> [What is expected] Set down again, exactly and only, the lines from the one that contains "Enumerate this screenshot's" through the last line of the records below, both included, but not the pictures.

> [Data for processing]
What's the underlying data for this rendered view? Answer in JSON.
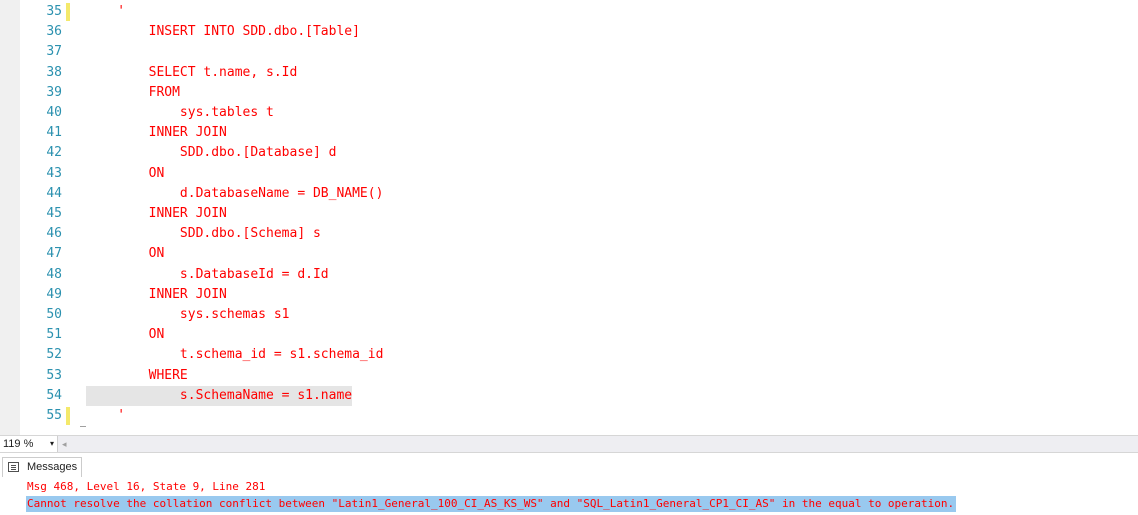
{
  "editor": {
    "lines": [
      {
        "no": "35",
        "text": "    '",
        "marked": true
      },
      {
        "no": "36",
        "text": "        INSERT INTO SDD.dbo.[Table]"
      },
      {
        "no": "37",
        "text": ""
      },
      {
        "no": "38",
        "text": "        SELECT t.name, s.Id"
      },
      {
        "no": "39",
        "text": "        FROM"
      },
      {
        "no": "40",
        "text": "            sys.tables t"
      },
      {
        "no": "41",
        "text": "        INNER JOIN"
      },
      {
        "no": "42",
        "text": "            SDD.dbo.[Database] d"
      },
      {
        "no": "43",
        "text": "        ON"
      },
      {
        "no": "44",
        "text": "            d.DatabaseName = DB_NAME()"
      },
      {
        "no": "45",
        "text": "        INNER JOIN"
      },
      {
        "no": "46",
        "text": "            SDD.dbo.[Schema] s"
      },
      {
        "no": "47",
        "text": "        ON"
      },
      {
        "no": "48",
        "text": "            s.DatabaseId = d.Id"
      },
      {
        "no": "49",
        "text": "        INNER JOIN"
      },
      {
        "no": "50",
        "text": "            sys.schemas s1"
      },
      {
        "no": "51",
        "text": "        ON"
      },
      {
        "no": "52",
        "text": "            t.schema_id = s1.schema_id"
      },
      {
        "no": "53",
        "text": "        WHERE"
      },
      {
        "no": "54",
        "text": "            s.SchemaName = s1.name",
        "highlight": true
      },
      {
        "no": "55",
        "text": "    '",
        "marked": true
      }
    ]
  },
  "statusbar": {
    "zoom": "119 %",
    "zoom_arrow": "▾",
    "scroll_left": "◂"
  },
  "messages": {
    "tab_label": "Messages",
    "lines": [
      "Msg 468, Level 16, State 9, Line 281",
      "Cannot resolve the collation conflict between \"Latin1_General_100_CI_AS_KS_WS\" and \"SQL_Latin1_General_CP1_CI_AS\" in the equal to operation."
    ]
  },
  "colors": {
    "line_number": "#2b91af",
    "code_text": "#ff0000",
    "change_marker": "#f4e96b",
    "selection": "#99c9ef"
  }
}
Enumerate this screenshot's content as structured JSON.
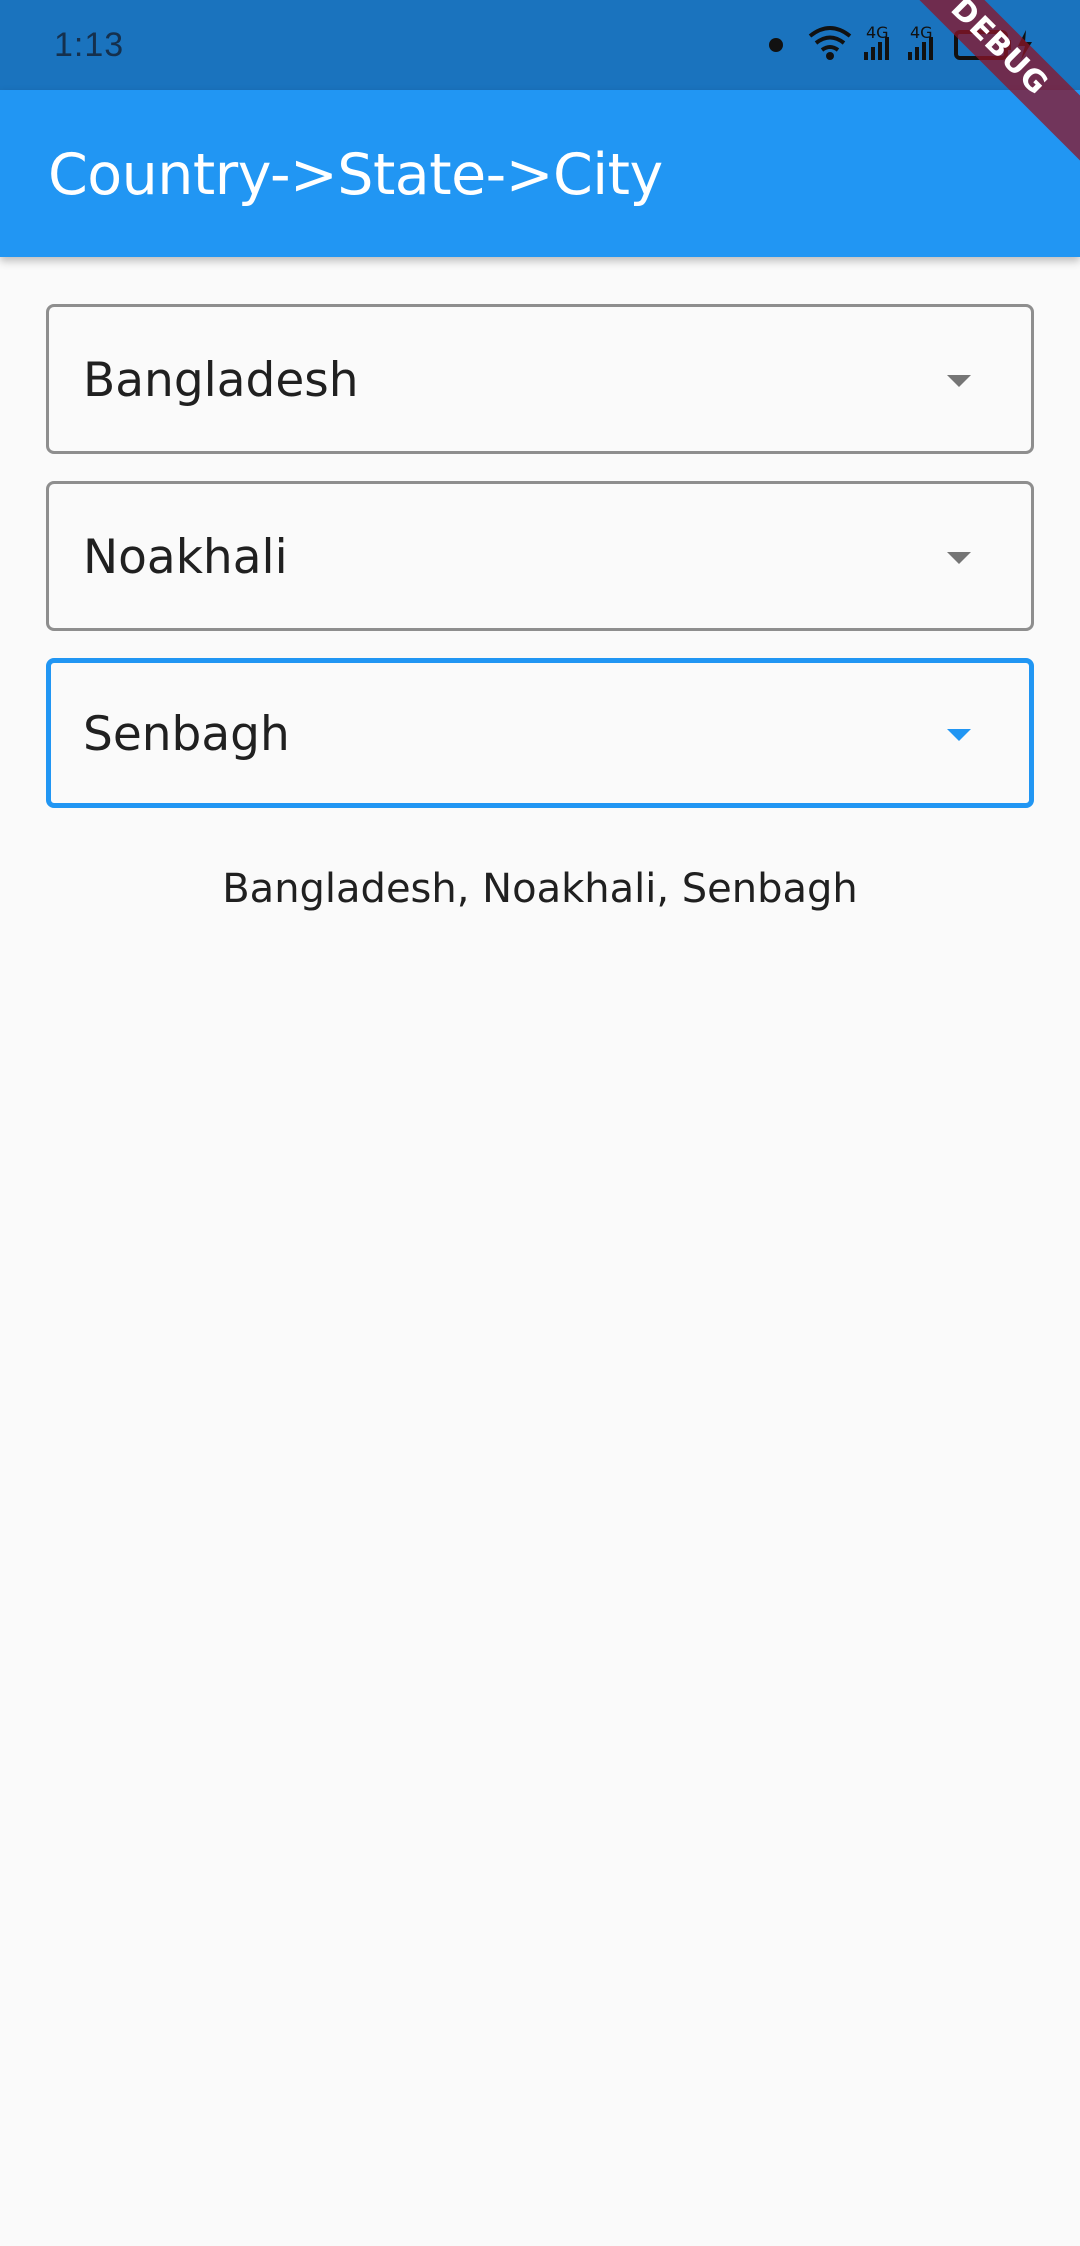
{
  "status_bar": {
    "time": "1:13",
    "icons": [
      "notification-dot-icon",
      "wifi-icon",
      "signal-4g-icon",
      "signal-4g-icon",
      "battery-charging-icon"
    ],
    "signal_label": "4G"
  },
  "debug_banner": "DEBUG",
  "app_bar": {
    "title": "Country->State->City"
  },
  "country_dropdown": {
    "value": "Bangladesh"
  },
  "state_dropdown": {
    "value": "Noakhali"
  },
  "city_dropdown": {
    "value": "Senbagh"
  },
  "summary": {
    "text": "Bangladesh, Noakhali, Senbagh"
  },
  "colors": {
    "status_bar": "#1a73be",
    "app_bar": "#2196f3",
    "focus_accent": "#2196f3",
    "background": "#fafafa"
  }
}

> [Exercise response]
Enumerate this screenshot's content as structured JSON.
{
  "status_bar": {
    "time": "1:13",
    "icons": [
      "notification-dot-icon",
      "wifi-icon",
      "signal-4g-icon",
      "signal-4g-icon",
      "battery-charging-icon"
    ],
    "signal_label": "4G"
  },
  "debug_banner": "DEBUG",
  "app_bar": {
    "title": "Country->State->City"
  },
  "country_dropdown": {
    "value": "Bangladesh"
  },
  "state_dropdown": {
    "value": "Noakhali"
  },
  "city_dropdown": {
    "value": "Senbagh"
  },
  "summary": {
    "text": "Bangladesh, Noakhali, Senbagh"
  },
  "colors": {
    "status_bar": "#1a73be",
    "app_bar": "#2196f3",
    "focus_accent": "#2196f3",
    "background": "#fafafa"
  }
}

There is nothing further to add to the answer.